Anyway. The six books I read last month take place on the planet Roshar, part of the Rosharan system. Edgedancer and Dawnshard are novellas that fill out the stories of some minor characters. The Way of Kings, Words of Radiance, Oathbringer, and Rhythm of War are all novels, part of Sanderson’s planned series of 10, and provide the meat of the story. Point of view rotates between a large cast of characters that gradually expands as the series progresses, detailing the war between the Alethi princedoms and the not-quite-human Parshendi peoples on the enormous battlefield known as the Shattered Plains. In The Way of Kings we begin with the stories of Dalinar Kholin, brother of the Alethi king whose assassination opens the book; Kaladin, a darkeyed slave sent to fight on the plains; Prince Adolin, Dalinar’s son; and Shallan Davar, a young woman sent to steal an important piece of technology from one of the preeminent scholars of the day, in hopes of saving her family’s fortune. From there, things get… considerably more complicated.

One of the things that I absolutely love about Brandon Sanderson’s work is his worldbuilding. Roshar is unlike Earth; it’s also unlike other planets in the Cosmere. It’s a watery world, and its people live on one huge continent (there are many more kingdoms/peoples than the Alethi and Parshendi). Roshar is subject to terrible recurring storms, highstorms, that sweep across the continent from East to West before circling the globe and passing over again. You don’t want to be caught out in a highstorm — but you do want to set out your gems, set in glass spheres, so that they can be refreshed with stormlight. Stormlight is the basis of Roshar’s magic system; captured in gemstones, it functions as currency, provides illumination, and is used to power the “fabrials” of Rosharan technology as well as provide the energy needed by Soulcasters, who can transform materials (people into stone, stone into grain, that sort of thing). Also the animals are mostly crabs which is… surprisingly charming. And unlike in this paragraph, Sanderson doesn’t info-dump his worldbuilding; he just plops you right in the action and you piece it together as you go. I love that.

Sanderson also does some interesting things with Rosharan societies. In the Vorin religion, followed by a large swath of the continent, gender roles are highly stratified: for example, only women are literate. This means that a man who wishes to read a book needs a female scribe to read it to him, which in turn means things like noble Alethis going to war as married couples — the husband to fight and lead troops, and his wife to manage the scouts and any reports that need to be read or sent. In Vorinism, a woman’s most private and erotic body part is her left hand, so Vorin women keep it covered at all times — the poor with a simple glove, and the right with a full encapsulating sleeve. And speaking of rich and poor, Alethi society is a caste system. This one isn’t based on skin colour (they uniformly have tan skin and black hair) but on the lightness or darkness of one’s eyes. The dark-eyed masses make up the lower classes, and the light-eyed rule. Members of the ruling caste are therefore addressed as Brightlord or Brightlady.
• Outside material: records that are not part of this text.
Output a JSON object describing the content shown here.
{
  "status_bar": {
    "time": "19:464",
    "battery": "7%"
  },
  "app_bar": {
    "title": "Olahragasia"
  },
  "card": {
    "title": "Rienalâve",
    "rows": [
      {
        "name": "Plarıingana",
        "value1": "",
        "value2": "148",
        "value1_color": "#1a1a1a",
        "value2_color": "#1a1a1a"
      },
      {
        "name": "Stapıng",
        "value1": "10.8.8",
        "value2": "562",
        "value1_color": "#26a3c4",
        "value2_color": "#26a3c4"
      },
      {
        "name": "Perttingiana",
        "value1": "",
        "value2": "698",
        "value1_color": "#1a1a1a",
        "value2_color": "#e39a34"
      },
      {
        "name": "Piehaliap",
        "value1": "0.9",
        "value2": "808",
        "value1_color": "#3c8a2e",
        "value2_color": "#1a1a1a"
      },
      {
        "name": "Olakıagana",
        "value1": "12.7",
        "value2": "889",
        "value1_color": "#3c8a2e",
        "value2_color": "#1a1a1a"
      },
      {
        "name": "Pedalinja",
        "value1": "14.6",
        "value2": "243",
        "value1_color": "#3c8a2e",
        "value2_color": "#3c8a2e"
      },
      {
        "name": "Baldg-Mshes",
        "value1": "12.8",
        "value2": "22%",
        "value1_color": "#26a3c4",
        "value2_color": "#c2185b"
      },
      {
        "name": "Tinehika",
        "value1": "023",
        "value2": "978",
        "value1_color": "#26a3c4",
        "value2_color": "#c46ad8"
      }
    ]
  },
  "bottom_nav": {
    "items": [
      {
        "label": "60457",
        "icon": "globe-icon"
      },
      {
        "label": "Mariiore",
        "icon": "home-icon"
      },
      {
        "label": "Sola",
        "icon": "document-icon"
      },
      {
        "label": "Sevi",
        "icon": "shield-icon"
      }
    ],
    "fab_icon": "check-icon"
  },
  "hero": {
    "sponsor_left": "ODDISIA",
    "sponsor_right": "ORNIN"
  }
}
This was my second time reading through these books; I first encountered the Stormlight Archive about a year ago, as briefly touched on in last year’s round-up post. It had been long enough that I remembered most of the outlines but had forgotten most of the details, which to my mind is just about the perfect condition for a reread. This month I’ve branched out into further reaches of the Cosmere, which you will hear about (though probably not at this length!) later 🙂 I’m so happy to have discovered Brandon Sanderson’s fiction, and I’m sure that I will be reading him for years to come.